Page 482 - Like an armed warrior, like a plumed knight, James G. Blaine marched down the halls of the American Congress and threw his shining lance full and fair against the brazen foreheads of the defamers of his country and the maligners of his honor.
Page 313 - I am not, nor have I ever been a candidate for a renomination. I would not accept a nomination if it were tendered, unless it should come under such circumstances as to make it an imperative duty — circumstances not likely to arise.
Page 350 - I have acted in every instance from a conscientious desire to do what was right, constitutional, within the law, and for the very best interests of the whole people. Failures have been errors of judgment, not of intent.
Page 80 - I certainly know that if the war fails, the Administration fails, and that I will be blamed for it, whether I deserve it or not. And I ought to be blamed, if I could do better. You think I could do better; therefore you blame me already. I think I could not do better; therefore I blame you for blaming me. I understand you now to be willing to accept the help of men who are not Republicans, provided they have 'heart in it.
Page 170 - I don't think the devil will ever make a higher bid for me than that.
Page 527 - Twas the night before Christmas, when all through the house Not a creature was stirring, not even a mouse; The stockings were hung by the chimney with care, In hopes that St. Nicholas soon would be there; The children were nestled all snug in their beds, While visions of sugar-plums danced...
Page 497 - political methods and principles to which we are unalterably opposed. . . . We look with solicitude to the coming nominations by the Democratic party; they have the proper men; we hope they will put them before the people.

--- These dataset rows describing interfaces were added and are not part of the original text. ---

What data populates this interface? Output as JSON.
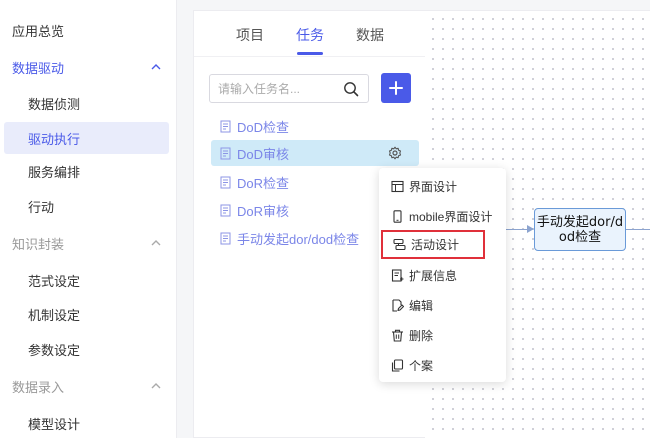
{
  "sidebar": {
    "groups": [
      {
        "label": "应用总览"
      },
      {
        "label": "数据驱动",
        "items": [
          "数据侦测",
          "驱动执行",
          "服务编排",
          "行动"
        ]
      },
      {
        "label": "知识封装",
        "items": [
          "范式设定",
          "机制设定",
          "参数设定"
        ]
      },
      {
        "label": "数据录入",
        "items": [
          "模型设计"
        ]
      }
    ]
  },
  "panel": {
    "tabs": [
      "项目",
      "任务",
      "数据"
    ],
    "active_tab": "任务",
    "search": {
      "placeholder": "请输入任务名...",
      "value": ""
    },
    "tasks": [
      "DoD检查",
      "DoD审核",
      "DoR检查",
      "DoR审核",
      "手动发起dor/dod检查"
    ]
  },
  "context_menu": {
    "items": [
      {
        "label": "界面设计",
        "icon": "layout-icon"
      },
      {
        "label": "mobile界面设计",
        "icon": "mobile-icon"
      },
      {
        "label": "活动设计",
        "icon": "activity-icon"
      },
      {
        "label": "扩展信息",
        "icon": "extend-icon"
      },
      {
        "label": "编辑",
        "icon": "edit-icon"
      },
      {
        "label": "删除",
        "icon": "delete-icon"
      },
      {
        "label": "个案",
        "icon": "copy-icon"
      }
    ],
    "highlighted": "活动设计"
  },
  "canvas": {
    "node": {
      "line1": "手动发起dor/d",
      "line2": "od检查"
    }
  },
  "colors": {
    "accent": "#4a5ae8",
    "selected_task_bg": "#cfeaf8",
    "highlight_border": "#e0303a"
  }
}
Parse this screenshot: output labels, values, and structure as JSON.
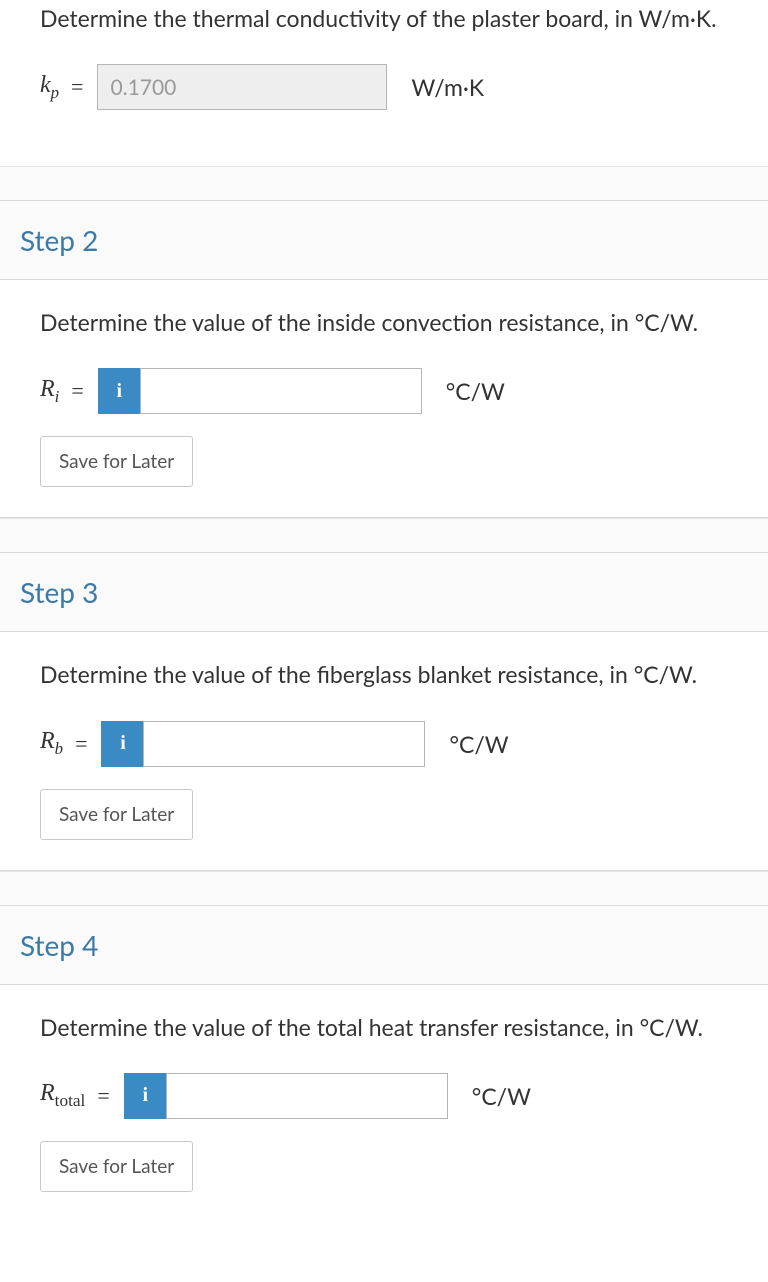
{
  "step1": {
    "prompt": "Determine the thermal conductivity of the plaster board, in W/m·K.",
    "var_html": "k<sub>p</sub>",
    "value": "0.1700",
    "unit": "W/m·K"
  },
  "step2": {
    "title": "Step 2",
    "prompt": "Determine the value of the inside convection resistance, in °C/W.",
    "var_html": "R<sub>i</sub>",
    "unit": "°C/W",
    "save_label": "Save for Later"
  },
  "step3": {
    "title": "Step 3",
    "prompt": "Determine the value of the fiberglass blanket resistance, in °C/W.",
    "var_html": "R<sub>b</sub>",
    "unit": "°C/W",
    "save_label": "Save for Later"
  },
  "step4": {
    "title": "Step 4",
    "prompt": "Determine the value of the total heat transfer resistance, in °C/W.",
    "var_html": "R<span class=\"sub-roman\">total</span>",
    "unit": "°C/W",
    "save_label": "Save for Later"
  },
  "icons": {
    "info": "i"
  }
}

Page 367 - MY DEAR NAST, — I did not think I should ever stand on a platform again until the time was come for me to say, "I die innocent." But the same old offers keep arriving. I have declined them all, just as usual, though sorely tempted, as usual. Now, I do not decline because I mind talking to an audience, but because (1) traveling alone is so heartbreakingly dreary, and (2) shouldering the whole show is such a cheer-killing responsibility.